In 1945, following the return of thousands of soldiers from Europe, a young woman and her boyfriend are murdered. Thirty-five years later, a killer, dressed in WWII-era fatigues and armed with a bayonet and, rather incongruously, a pitchfork, stalks a group of teenagers celebrating their graduation.
The set-up isn’t terribly original, but The Prowler is a superior Slasher film, a product of the Slasher Golden Year, 1981. The Prowler was directed by Joseph Vito, who also directed Friday the 13th: The Final Chapter, one of the best entries in that series. It also features the underused but welcome acting talents of Farley Granger (Strangers on a Train) and Lawrence Tierny (Reservoir Dogs). Oh, and did I mention the practical effects are courtesy of one Tom Savini?
Needless to say, The Prowler is a great looking film. The kills feature some of Savini’s best work (Savini has even said that it is his best work), including a stabbing scene which is topped only by the knife’s extraction from the top of the victim’s skull, a shower kill that manages to offer something new, and a rather surprising exploding head.
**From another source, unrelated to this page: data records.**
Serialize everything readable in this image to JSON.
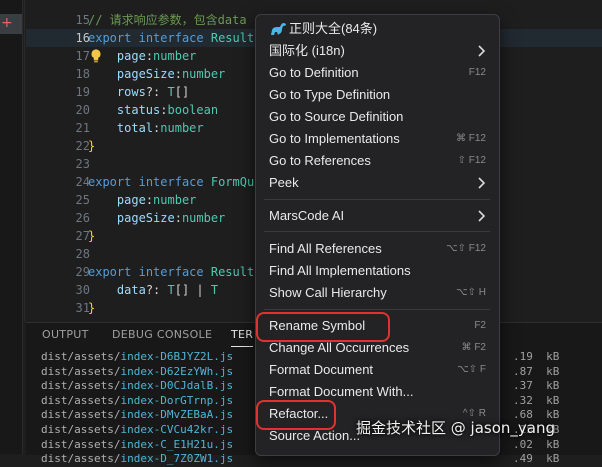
{
  "activity_bar": {
    "plus_glyph": "+"
  },
  "editor": {
    "lines": [
      {
        "num": "15",
        "tokens": [
          [
            "comment",
            "// 请求响应参数，包含data"
          ]
        ]
      },
      {
        "num": "16",
        "current": true,
        "tokens": [
          [
            "keyword",
            "export"
          ],
          [
            "plain",
            " "
          ],
          [
            "keyword",
            "interface"
          ],
          [
            "plain",
            " "
          ],
          [
            "type",
            "Result"
          ]
        ]
      },
      {
        "num": "17",
        "tokens": [
          [
            "plain",
            "    "
          ],
          [
            "prop",
            "page"
          ],
          [
            "punct",
            ":"
          ],
          [
            "type",
            "number"
          ]
        ]
      },
      {
        "num": "18",
        "tokens": [
          [
            "plain",
            "    "
          ],
          [
            "prop",
            "pageSize"
          ],
          [
            "punct",
            ":"
          ],
          [
            "type",
            "number"
          ]
        ]
      },
      {
        "num": "19",
        "tokens": [
          [
            "plain",
            "    "
          ],
          [
            "prop",
            "rows"
          ],
          [
            "punct",
            "?: "
          ],
          [
            "type",
            "T"
          ],
          [
            "punct",
            "[]"
          ]
        ]
      },
      {
        "num": "20",
        "tokens": [
          [
            "plain",
            "    "
          ],
          [
            "prop",
            "status"
          ],
          [
            "punct",
            ":"
          ],
          [
            "type",
            "boolean"
          ]
        ]
      },
      {
        "num": "21",
        "tokens": [
          [
            "plain",
            "    "
          ],
          [
            "prop",
            "total"
          ],
          [
            "punct",
            ":"
          ],
          [
            "type",
            "number"
          ]
        ]
      },
      {
        "num": "22",
        "tokens": [
          [
            "brace",
            "}"
          ]
        ]
      },
      {
        "num": "23",
        "tokens": []
      },
      {
        "num": "24",
        "tokens": [
          [
            "keyword",
            "export"
          ],
          [
            "plain",
            " "
          ],
          [
            "keyword",
            "interface"
          ],
          [
            "plain",
            " "
          ],
          [
            "type",
            "FormQu"
          ]
        ]
      },
      {
        "num": "25",
        "tokens": [
          [
            "plain",
            "    "
          ],
          [
            "prop",
            "page"
          ],
          [
            "punct",
            ":"
          ],
          [
            "type",
            "number"
          ]
        ]
      },
      {
        "num": "26",
        "tokens": [
          [
            "plain",
            "    "
          ],
          [
            "prop",
            "pageSize"
          ],
          [
            "punct",
            ":"
          ],
          [
            "type",
            "number"
          ]
        ]
      },
      {
        "num": "27",
        "tokens": [
          [
            "brace",
            "}"
          ]
        ]
      },
      {
        "num": "28",
        "tokens": []
      },
      {
        "num": "29",
        "tokens": [
          [
            "keyword",
            "export"
          ],
          [
            "plain",
            " "
          ],
          [
            "keyword",
            "interface"
          ],
          [
            "plain",
            " "
          ],
          [
            "type",
            "Result"
          ]
        ]
      },
      {
        "num": "30",
        "tokens": [
          [
            "plain",
            "    "
          ],
          [
            "prop",
            "data"
          ],
          [
            "punct",
            "?: "
          ],
          [
            "type",
            "T"
          ],
          [
            "punct",
            "[] | "
          ],
          [
            "type",
            "T"
          ]
        ]
      },
      {
        "num": "31",
        "tokens": [
          [
            "brace",
            "}"
          ]
        ]
      }
    ]
  },
  "panel": {
    "tabs": [
      {
        "label": "OUTPUT"
      },
      {
        "label": "DEBUG CONSOLE"
      },
      {
        "label": "TER",
        "active": true
      }
    ],
    "terminal": [
      {
        "dir": "dist/assets/",
        "file": "index-D6BJYZ2L.js",
        "size": ".19  kB"
      },
      {
        "dir": "dist/assets/",
        "file": "index-D62EzYWh.js",
        "size": ".87  kB"
      },
      {
        "dir": "dist/assets/",
        "file": "index-D0CJdalB.js",
        "size": ".37  kB"
      },
      {
        "dir": "dist/assets/",
        "file": "index-DorGTrnp.js",
        "size": ".32  kB"
      },
      {
        "dir": "dist/assets/",
        "file": "index-DMvZEBaA.js",
        "size": ".68  kB"
      },
      {
        "dir": "dist/assets/",
        "file": "index-CVCu42kr.js",
        "size": ".15  kB"
      },
      {
        "dir": "dist/assets/",
        "file": "index-C_E1H21u.js",
        "size": ".02  kB"
      },
      {
        "dir": "dist/assets/",
        "file": "index-D_7Z0ZW1.js",
        "size": ".49  kB"
      }
    ]
  },
  "context_menu": {
    "items": [
      {
        "label": "正则大全(84条)",
        "icon": "dinosaur-icon"
      },
      {
        "label": "国际化 (i18n)",
        "submenu": true
      },
      {
        "label": "Go to Definition",
        "shortcut": "F12"
      },
      {
        "label": "Go to Type Definition"
      },
      {
        "label": "Go to Source Definition"
      },
      {
        "label": "Go to Implementations",
        "shortcut": "⌘ F12"
      },
      {
        "label": "Go to References",
        "shortcut": "⇧ F12"
      },
      {
        "label": "Peek",
        "submenu": true
      },
      {
        "label": "MarsCode AI",
        "submenu": true
      },
      {
        "label": "Find All References",
        "shortcut": "⌥⇧ F12"
      },
      {
        "label": "Find All Implementations"
      },
      {
        "label": "Show Call Hierarchy",
        "shortcut": "⌥⇧ H"
      },
      {
        "label": "Rename Symbol",
        "shortcut": "F2"
      },
      {
        "label": "Change All Occurrences",
        "shortcut": "⌘ F2"
      },
      {
        "label": "Format Document",
        "shortcut": "⌥⇧ F"
      },
      {
        "label": "Format Document With..."
      },
      {
        "label": "Refactor...",
        "shortcut": "^⇧ R"
      },
      {
        "label": "Source Action..."
      }
    ],
    "highlight_color": "#e0322f"
  },
  "watermark": {
    "text": "掘金技术社区 @ jason_yang"
  }
}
That said, this film isn’t only about the kills. Thanks to moody photography and expert pacing, The Prowler is genuinely suspenseful. Even the music, by Richard Einhorn, serves to build on the tension, ensuring that even while the screen is blood-free the viewer’s attention is held fast.
The killer’s motivation is a little thin and his identity rather obvious, but he’s got an undeniably original look, complete with helmet, undone chinstraps dangling. Still not sure why he carries a pitchfork, but that’s largely immaterial; he definitely knows how to put it to good use.
1981 was a great year for Slasher films, arguably the genre’s most important year, and The Prowler is certainly one of its most important films. It is a must see for Slasher fans and an example of how things go right when great talents come together.
Length: 89 min